One day after Edgartown voters cleared the way for the town to acquire the Yellow House, the chief spokesman for the Hall family has moved to block any eminent domain proceeding through legal channels, citing his personal bankruptcy.

In a letter sent to Edgartown town counsel Ronald H. Rappaport Thursday, an attorney representing Benjamin Hall Jr. said the town is prohibited from taking the Yellow House due to the automatic stay provisions under federal bankruptcy laws. Mr. Hall filed for personal bankruptcy in 2015.

“Any action by the town or the board or any other person on behalf of the town of Edgartown could be deemed an intentional violation of the automatic stay,” wrote Alexander L. Cataldo, a Norwell attorney. The letter is dated April 13, the same day Edgartown voters took final action at the polls to approve the $3 million purchase or taking of the run-down Main street property.

The Yellow House is owned by 66 Main Street Realty Trust, with Benjamin Hall Jr. and Brian M. Hall listed as trustees.

Meeting with the Edgartown selectmen at the town hall Friday morning, Mr. Rappaport recommended they delay any action while the matter is reviewed by independent counsel at Ropes and Gray in Boston with an expertise in bankruptcy. Mr. Rappaport said he had spoken with someone at the firm already.

“While it seems nonsensical that this would violate an automatic stay because we would in effect pay $3 million . . . it would be advisable to get their advice before we sign an order of taking,” Mr. Rappaport said. “Their advice and my advice is we should just let them analyze the situation and take whatever steps necessary before we take the property.”

Selectmen agreed, and board chairman Margaret Serpa said the selectmen would wait for legal advice and plan to discuss the matter at their next meeting on April 24.

“I think we probably indicated in various of our meetings that this would not be a straight line and it won’t be a straight line,” Mr. Rappaport said. Responding to a question from Mrs. Serpa, he also said that if for any reason Mr. Hall Jr. were to sell the property, the town could still take it because the eminent domain vote involves the property and not the owner.

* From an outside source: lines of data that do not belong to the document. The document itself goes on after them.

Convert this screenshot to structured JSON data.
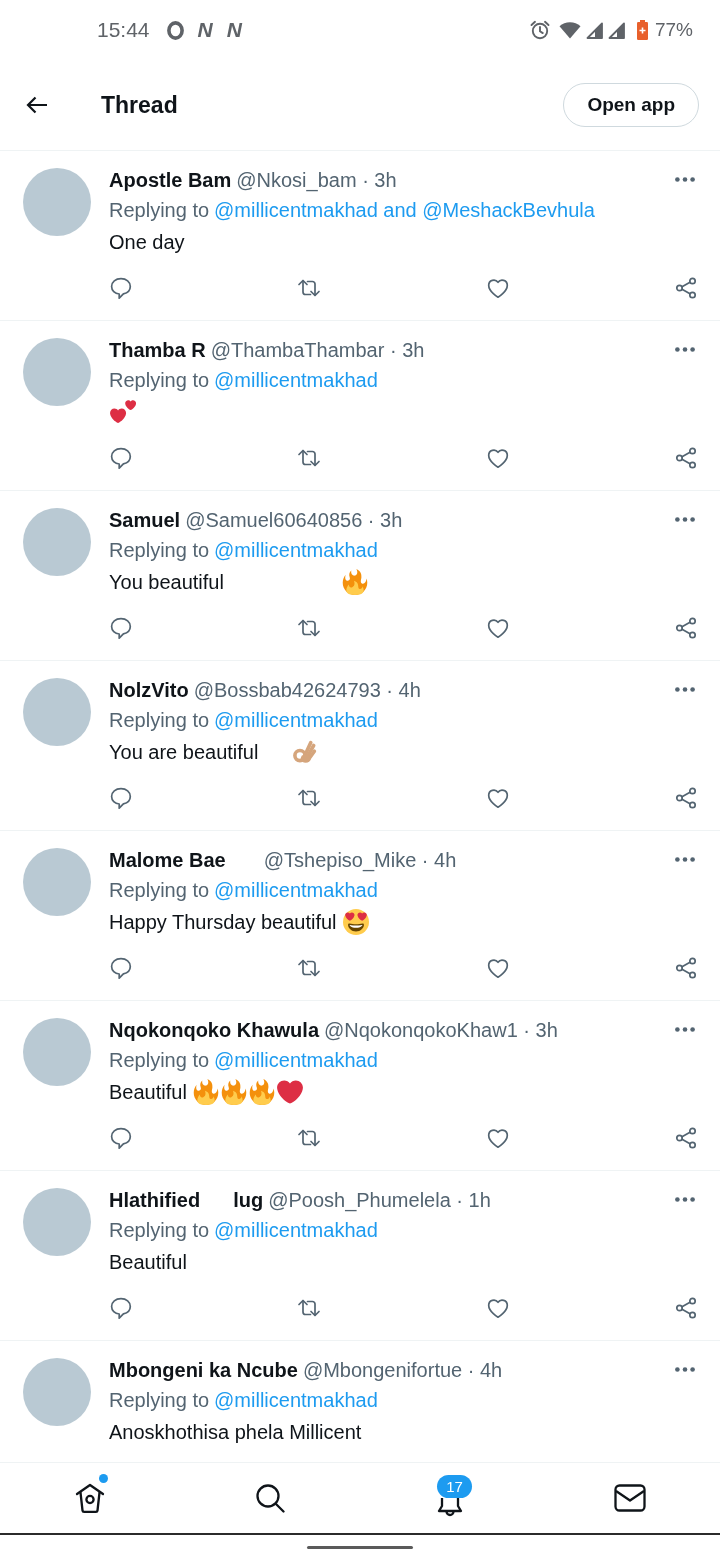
{
  "status_bar": {
    "time": "15:44",
    "app_glyphs": [
      "N",
      "N"
    ],
    "battery": "77%"
  },
  "header": {
    "title": "Thread",
    "action": "Open app"
  },
  "tweets": [
    {
      "author": [
        {
          "kind": "text",
          "text": "Apostle Bam"
        }
      ],
      "byline": "@Nkosi_bam · 3h",
      "replying_label": "Replying to",
      "replying_to": "@millicentmakhad and @MeshackBevhula",
      "body": [
        {
          "kind": "text",
          "text": "One day"
        }
      ]
    },
    {
      "author": [
        {
          "kind": "text",
          "text": "Thamba R"
        }
      ],
      "byline": "@ThambaThambar · 3h",
      "replying_label": "Replying to",
      "replying_to": "@millicentmakhad",
      "body": [
        {
          "kind": "two_hearts"
        }
      ]
    },
    {
      "author": [
        {
          "kind": "text",
          "text": "Samuel"
        }
      ],
      "byline": "@Samuel60640856 · 3h",
      "replying_label": "Replying to",
      "replying_to": "@millicentmakhad",
      "body": [
        {
          "kind": "text",
          "text": "You beautiful"
        },
        {
          "kind": "blank"
        },
        {
          "kind": "blank"
        },
        {
          "kind": "blank"
        },
        {
          "kind": "blank"
        },
        {
          "kind": "fire"
        }
      ]
    },
    {
      "author": [
        {
          "kind": "text",
          "text": "NolzVito"
        }
      ],
      "byline": "@Bossbab42624793 · 4h",
      "replying_label": "Replying to",
      "replying_to": "@millicentmakhad",
      "body": [
        {
          "kind": "text",
          "text": "You are beautiful"
        },
        {
          "kind": "blank"
        },
        {
          "kind": "ok_hand"
        }
      ]
    },
    {
      "author": [
        {
          "kind": "text",
          "text": "Malome Bae"
        },
        {
          "kind": "blank"
        }
      ],
      "byline": "@Tshepiso_Mike · 4h",
      "replying_label": "Replying to",
      "replying_to": "@millicentmakhad",
      "body": [
        {
          "kind": "text",
          "text": "Happy Thursday beautiful"
        },
        {
          "kind": "heart_eyes"
        }
      ]
    },
    {
      "author": [
        {
          "kind": "text",
          "text": "Nqokonqoko Khawula"
        }
      ],
      "byline": "@NqokonqokoKhaw1 · 3h",
      "replying_label": "Replying to",
      "replying_to": "@millicentmakhad",
      "body": [
        {
          "kind": "text",
          "text": "Beautiful"
        },
        {
          "kind": "fire"
        },
        {
          "kind": "fire"
        },
        {
          "kind": "fire"
        },
        {
          "kind": "heart"
        }
      ]
    },
    {
      "author": [
        {
          "kind": "text",
          "text": "Hlathified"
        },
        {
          "kind": "blank"
        },
        {
          "kind": "text",
          "text": "lug"
        }
      ],
      "byline": "@Poosh_Phumelela · 1h",
      "replying_label": "Replying to",
      "replying_to": "@millicentmakhad",
      "body": [
        {
          "kind": "text",
          "text": "Beautiful"
        }
      ]
    },
    {
      "author": [
        {
          "kind": "text",
          "text": "Mbongeni ka Ncube"
        }
      ],
      "byline": "@Mbongenifortue · 4h",
      "replying_label": "Replying to",
      "replying_to": "@millicentmakhad",
      "body": [
        {
          "kind": "text",
          "text": "Anoskhothisa phela Millicent"
        }
      ]
    }
  ],
  "nav": [
    {
      "kind": "home",
      "has_new": true
    },
    {
      "kind": "search",
      "has_new": false
    },
    {
      "kind": "notifications",
      "has_new": false,
      "badge": "17"
    },
    {
      "kind": "messages",
      "has_new": false
    }
  ]
}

“You can’t defeat the town meeting vote because it was property specific,” he said.

“The saga continues,” Mrs. Serpa said.